A Thief Stole Paintings From The Louvre
A friend emailed me this recently and – well its delightful so I really had to share it with you…..
A thief in Paris planned to steal some
Paintings from the Louvre
After careful planning, he got
past security, stole the paintings,
and made it safely to his van.
However, he was captured only two
blocks away when his van ran out of gas
When asked how he could mastermind
such a crime and then make such an
obvious error, he replied,
‘Monsieur, that is the reason I stole
I had no Monet
To buy Degas
To make the Van Gogh.
See if you have De Gaulle to
send this on to someone else….
I sent it to you because I figured
I had nothing Toulouse.
I thought this was rather clever and I hope it brings a smile to your day, just as it did to mine!
Please share it with your friends and spread some smiles around the world :)
This Weeks Question: What can you do to make someone else smile this week?
Look For Next Week’s Post: The Life of an Art Collector.
The Dragon And His Mistress
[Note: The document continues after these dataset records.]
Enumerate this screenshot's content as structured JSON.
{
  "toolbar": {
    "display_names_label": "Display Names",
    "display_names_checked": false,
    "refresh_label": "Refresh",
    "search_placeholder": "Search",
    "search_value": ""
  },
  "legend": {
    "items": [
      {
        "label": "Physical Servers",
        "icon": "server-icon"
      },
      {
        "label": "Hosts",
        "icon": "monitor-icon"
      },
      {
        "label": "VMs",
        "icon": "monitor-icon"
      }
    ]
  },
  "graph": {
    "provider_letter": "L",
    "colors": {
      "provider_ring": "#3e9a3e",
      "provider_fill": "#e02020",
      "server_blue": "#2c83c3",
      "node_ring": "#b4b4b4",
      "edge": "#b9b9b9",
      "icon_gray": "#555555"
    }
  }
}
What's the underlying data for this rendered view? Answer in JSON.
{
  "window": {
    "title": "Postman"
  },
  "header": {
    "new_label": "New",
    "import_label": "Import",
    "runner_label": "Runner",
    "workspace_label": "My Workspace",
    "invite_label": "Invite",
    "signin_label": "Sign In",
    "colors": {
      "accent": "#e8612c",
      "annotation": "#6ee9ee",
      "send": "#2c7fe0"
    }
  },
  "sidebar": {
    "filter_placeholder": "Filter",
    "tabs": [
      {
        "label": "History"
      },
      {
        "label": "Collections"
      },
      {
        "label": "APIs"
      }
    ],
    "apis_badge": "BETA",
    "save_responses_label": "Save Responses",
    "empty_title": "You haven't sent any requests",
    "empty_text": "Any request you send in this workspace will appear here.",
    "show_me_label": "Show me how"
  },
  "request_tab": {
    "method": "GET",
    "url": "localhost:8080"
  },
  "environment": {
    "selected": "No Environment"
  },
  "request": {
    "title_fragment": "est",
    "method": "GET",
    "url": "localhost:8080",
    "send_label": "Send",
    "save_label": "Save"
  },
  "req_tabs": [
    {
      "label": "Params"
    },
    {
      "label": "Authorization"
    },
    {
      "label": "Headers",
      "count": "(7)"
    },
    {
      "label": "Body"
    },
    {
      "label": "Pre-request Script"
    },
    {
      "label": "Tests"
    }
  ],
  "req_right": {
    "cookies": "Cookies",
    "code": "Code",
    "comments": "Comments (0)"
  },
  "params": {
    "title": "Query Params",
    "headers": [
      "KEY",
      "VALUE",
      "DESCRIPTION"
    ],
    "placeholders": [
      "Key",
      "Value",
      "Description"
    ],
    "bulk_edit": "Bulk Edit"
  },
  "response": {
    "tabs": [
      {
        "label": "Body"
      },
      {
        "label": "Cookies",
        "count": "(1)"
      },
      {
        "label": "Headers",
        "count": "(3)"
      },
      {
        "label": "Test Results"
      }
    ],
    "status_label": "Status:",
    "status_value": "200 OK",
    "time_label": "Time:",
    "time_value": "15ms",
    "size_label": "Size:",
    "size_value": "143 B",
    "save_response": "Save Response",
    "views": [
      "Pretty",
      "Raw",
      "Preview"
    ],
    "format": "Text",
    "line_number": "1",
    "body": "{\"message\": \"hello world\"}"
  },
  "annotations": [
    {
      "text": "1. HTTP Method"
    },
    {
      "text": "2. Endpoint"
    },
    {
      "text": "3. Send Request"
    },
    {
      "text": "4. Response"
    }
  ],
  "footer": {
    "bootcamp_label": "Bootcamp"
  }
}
This painting ‘The Dragon And His Mistress’, is one of those works that seemed like a good idea at the time …… and then you look at it later, scratching your head and saying to yourself – “What was I thinking?” It is what it is, but sometimes I wonder where these things come from. Well it did come from a photo of a deep chasm, however it decided to do it’s own thing and become something else!
The Dragon and His Mistress 33″x24″
The colour is extraordinarily intense – perhaps I was just having an ‘intense’ day. Colour seems to be something that just flows out of me, regardless of what I’m thinking. It is instinctual, it is spiritual and yes, it is intense – mostly. I find it very difficult to paint wafty, high key, paintings with little tonal difference. An example of which is below in Monet’s painting of Charing Cross Bridge. Don’t get me wrong, Monet’s painting is a wonderful example of a high key painting, it’s just not my thing to paint them.
Charing Cross Bridge Monet
Next Thursday’s Post: ‘The Love Birds’
Posted By: Kadira Jennings